The world of projects is a world in which most workers will devote due diligence to the effort in which they are engaged. With the opportunity to participate in planning, attention from the project manager, recognition, rewards, and opportunities to demonstrate skill and competence, most IPM task team members will make a serious effort to successfully complete their project commitments after they start. Starting on time, as previously noted, is something a project manager must give attention to, and walk-about management is one tool used to ensure that this happens.
As the project manager keeps in touch with current tasks, he or she asks task leaders for help in understanding where they are in their task effort, what they need, and what information he or she can pass along to successor task leaders that will be helpful in the task's transitions. This gives the project manager opportunities to evaluate the level of diligence that is being devoted to the task. It gives him or her the opportunity to praise and support the team members, and to identify any unsatisfactory task performances. Although the latter does not happen often, it does occasionally happen, and every project manager must be prepared to deal with it. Dealing with an unsatisfactory performance is something many project managers prefer to avoid. However, they must deal with it because it impacts overall project performance. Overall performance is the project manager's responsibility. Remember: "There is no such thing as a good excuse."
Line supervisors also must deal with unsatisfactory performance. In fact, there is a long history and a great amount of literature on how to do it correctly. An authoritarian approach has its limitations, and the project manager has limited authority. The project manager must approach an unsatisfactory performance firmly but with sophistication.
The first thing the project manager must do when he or she suspects an unsatisfactory performance is to determine why it is happening. For example, the project team may be bogged down with a problem that they do not know how to fix and are unwilling to admit they have a dilemma. The project manager can begin by asking questions about what they are doing and what they might be doing. A project manager's questions often help a task workgroup's members solve their own problems. In addition, the project manager also may help them get outside assistance that they are reluctant to seek. This project manager is solving performance problems as a resource person and as a mentor.

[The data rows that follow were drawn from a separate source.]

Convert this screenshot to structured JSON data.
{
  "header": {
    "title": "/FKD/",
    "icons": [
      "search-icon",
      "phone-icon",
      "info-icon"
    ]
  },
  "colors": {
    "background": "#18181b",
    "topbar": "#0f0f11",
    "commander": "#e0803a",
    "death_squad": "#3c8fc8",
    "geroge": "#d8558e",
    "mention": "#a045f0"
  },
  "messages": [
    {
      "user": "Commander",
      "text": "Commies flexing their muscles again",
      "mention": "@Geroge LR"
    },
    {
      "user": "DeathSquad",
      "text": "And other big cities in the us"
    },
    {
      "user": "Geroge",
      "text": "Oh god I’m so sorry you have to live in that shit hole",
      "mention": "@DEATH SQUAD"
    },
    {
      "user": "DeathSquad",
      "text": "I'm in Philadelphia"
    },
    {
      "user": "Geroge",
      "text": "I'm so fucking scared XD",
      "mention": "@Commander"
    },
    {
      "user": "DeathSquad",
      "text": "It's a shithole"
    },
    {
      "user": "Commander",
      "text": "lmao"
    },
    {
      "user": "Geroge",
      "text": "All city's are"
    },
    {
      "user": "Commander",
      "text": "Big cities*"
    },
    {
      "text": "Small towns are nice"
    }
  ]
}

When the project manger discovers that the unsatisfactory performance is basically caused by lack of effort on the part of a task leader or the task team, he or she faces a classic disciplinary problem. Lessons derived from the training of supervisors will guide this response.

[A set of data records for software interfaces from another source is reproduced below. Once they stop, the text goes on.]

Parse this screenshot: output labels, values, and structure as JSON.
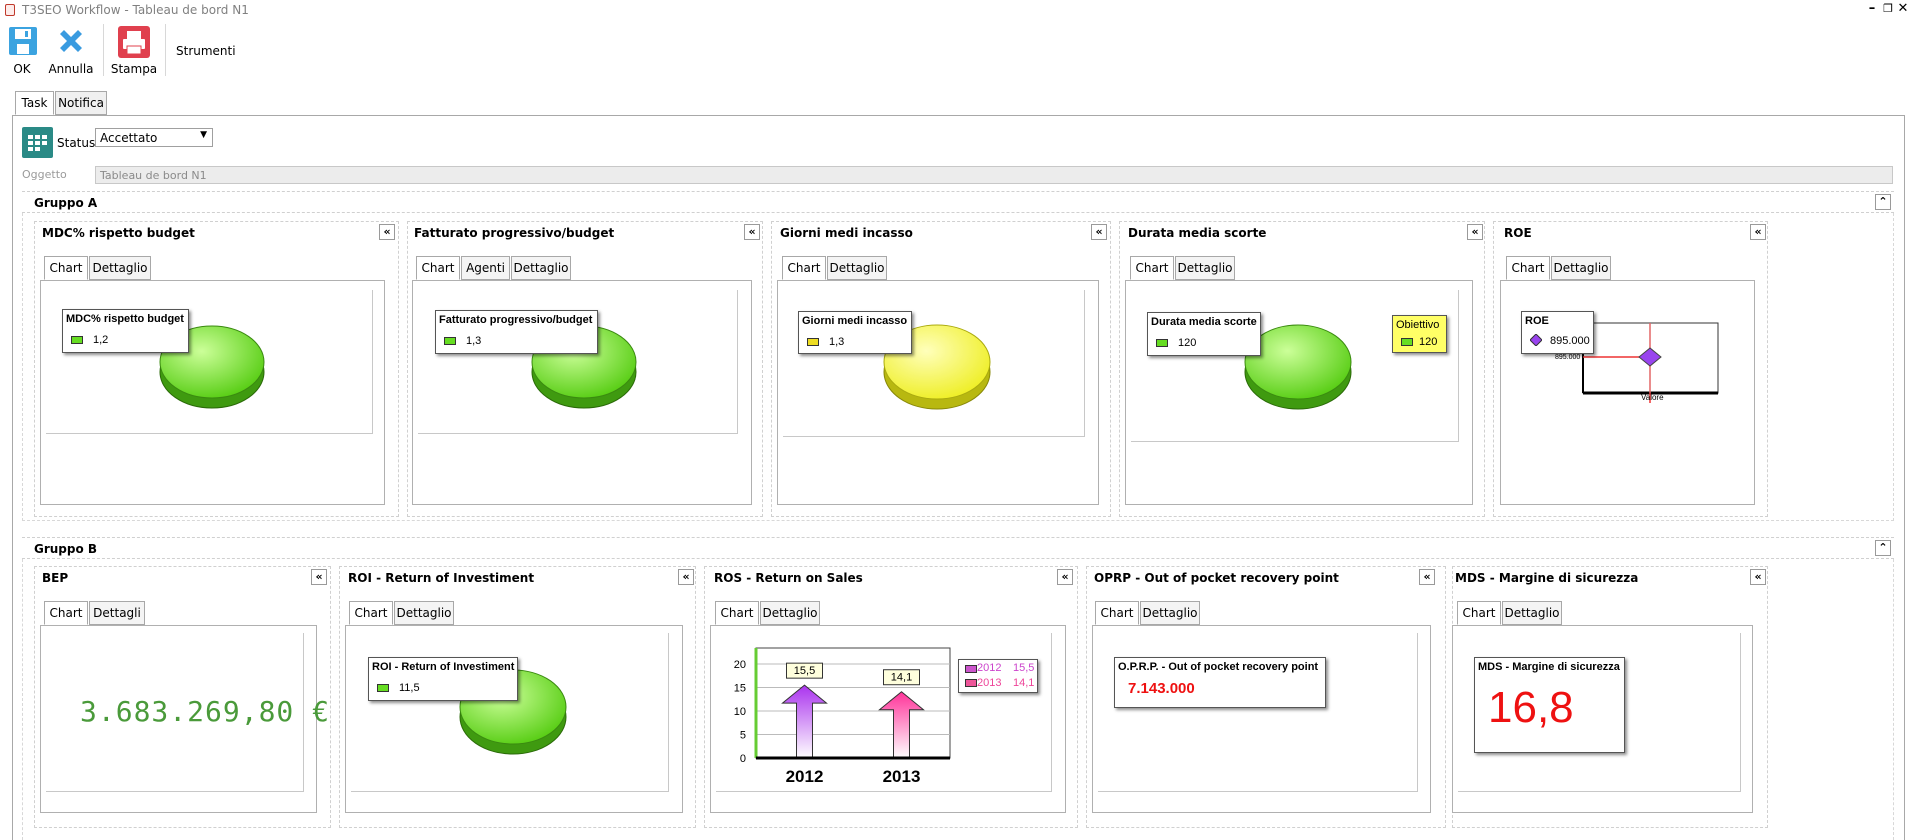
{
  "window": {
    "title": "T3SEO Workflow - Tableau de bord N1"
  },
  "toolbar": {
    "ok_label": "OK",
    "annulla_label": "Annulla",
    "stampa_label": "Stampa",
    "strumenti_label": "Strumenti"
  },
  "tabs": [
    "Task",
    "Notifica"
  ],
  "form": {
    "status_label": "Status",
    "status_value": "Accettato",
    "oggetto_label": "Oggetto",
    "oggetto_value": "Tableau de bord N1"
  },
  "groups": {
    "a_title": "Gruppo A",
    "b_title": "Gruppo B"
  },
  "widgets": {
    "mdc": {
      "title": "MDC% rispetto budget",
      "tabs": [
        "Chart",
        "Dettaglio"
      ],
      "legend_title": "MDC% rispetto budget",
      "value": "1,2",
      "color": "#66dd22"
    },
    "fatt": {
      "title": "Fatturato progressivo/budget",
      "tabs": [
        "Chart",
        "Agenti",
        "Dettaglio"
      ],
      "legend_title": "Fatturato progressivo/budget",
      "value": "1,3",
      "color": "#66dd22"
    },
    "giorni": {
      "title": "Giorni medi incasso",
      "tabs": [
        "Chart",
        "Dettaglio"
      ],
      "legend_title": "Giorni medi incasso",
      "value": "1,3",
      "color": "#eeee22"
    },
    "durata": {
      "title": "Durata media scorte",
      "tabs": [
        "Chart",
        "Dettaglio"
      ],
      "legend_title": "Durata media scorte",
      "value": "120",
      "color": "#66dd22",
      "obiettivo_title": "Obiettivo",
      "obiettivo_value": "120"
    },
    "roe": {
      "title": "ROE",
      "tabs": [
        "Chart",
        "Dettaglio"
      ],
      "legend_title": "ROE",
      "value": "895.000",
      "axis_value": "895.000",
      "xlabel": "Valore",
      "color": "#9944ee"
    },
    "bep": {
      "title": "BEP",
      "tabs": [
        "Chart",
        "Dettagli"
      ],
      "value": "3.683.269,80 €",
      "color": "#4a9a3a"
    },
    "roi": {
      "title": "ROI - Return of Investiment",
      "tabs": [
        "Chart",
        "Dettaglio"
      ],
      "legend_title": "ROI - Return of Investiment",
      "value": "11,5",
      "color": "#66dd22"
    },
    "ros": {
      "title": "ROS - Return on Sales",
      "tabs": [
        "Chart",
        "Dettaglio"
      ]
    },
    "oprp": {
      "title": "OPRP - Out of pocket recovery point",
      "tabs": [
        "Chart",
        "Dettaglio"
      ],
      "legend_title": "O.P.R.P. - Out of pocket recovery point",
      "value": "7.143.000",
      "color": "#ee1111"
    },
    "mds": {
      "title": "MDS - Margine di sicurezza",
      "tabs": [
        "Chart",
        "Dettaglio"
      ],
      "legend_title": "MDS - Margine di sicurezza",
      "value": "16,8",
      "color": "#ee1111"
    }
  },
  "chart_data": {
    "type": "bar",
    "categories": [
      "2012",
      "2013"
    ],
    "values": [
      15.5,
      14.1
    ],
    "data_labels": [
      "15,5",
      "14,1"
    ],
    "ylim": [
      0,
      20
    ],
    "yticks": [
      "0",
      "5",
      "10",
      "15",
      "20"
    ],
    "legend": [
      {
        "name": "2012",
        "value": "15,5",
        "color": "#cc55cc"
      },
      {
        "name": "2013",
        "value": "14,1",
        "color": "#ee5599"
      }
    ],
    "grid": true
  }
}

The project manager must clearly and precisely identify what is not happening that should be happening. Opinions and impressions do not stand up here data of some relevance must be uncovered. If work progress during the time the task has been underway can be compared to other similar efforts and it is clear that the task is unreasonably and slowly progressing, then this data must be discussed. If work progress is much slower than the task leader committed to during discussions while preparing the Gantt chart, then this data must be discussed. If problems that will affect the outcome have emerged and have not been addressed, then this must be discussed. Never approach a project team member with the statement, "I think there is a problem with how the task is progressing" unless and until you are well prepared to explain why you think there is a problem.
Whenever the project manager raises a question about task performance with a task leader, it must be presented with this attitude: We have a problem, let's try to figure out what we can do about it.
The problem is always addressed as soon as possible, with the task leader in private and on the task leader's own turf. The project manager always goes to the task leader. The project manager never asks the task leader to come to him.
At this point, the project manager and the task leader discuss whether or not there really is a problem. If the task leader accepts the perception that there is a problem, the discussion proceeds to "What can we do about it?" When this discussion ends with action items, it is desirable that the action items are captured in a written work plan on which both the task leader and the project manager are willing to sign off.
If the task leader does not accept the perception that there is a problem, even though it is clear that the task will not be performed well or as scheduled, more firm discipline is required. The project manager writes out his or her perception of the problem with consideration of the current and projected project impact, gives the task leader a copy, and invites him or her to a discussion with the resource manager or supervisor to whom the task leader permanently reports. With or without the task team leader, the project manager promptly schedules a meeting with the resource manager using the prepared documentation. The project manager then asks the resource manager for backup with disciplinary action to get the task back on track, or if necessary, the removal of the task leader and the assignment of a satisfactory replacement. If this does not work, the project manager takes the problem to the project sponsor, seeking his or her help. This help is necessary. There must be discipline and order in the project's workplace and among the project's team members.
There are variations possible for this approach that all seek the same result due diligence devoted to the project task. The project manager must always be prepared to act when discipline is called for. Always discipline workers using a careful, responsible process; give team members every chance to make corrections at steps along the way but do not ignore the problem and hope it will go away. In addition, be sure to document your actions. You are a manager with managerial responsibilities!
It is very important to follow the procedure described here before taking the problem to the project sponsor. It should be clear to everyone on the team that all reasonable steps will be taken before seeking outside intervention; they must believe that this approach is not a threat to any of them. At the same time, the team must realize that the project is important and that the project manager will not ignore unpleasant problems.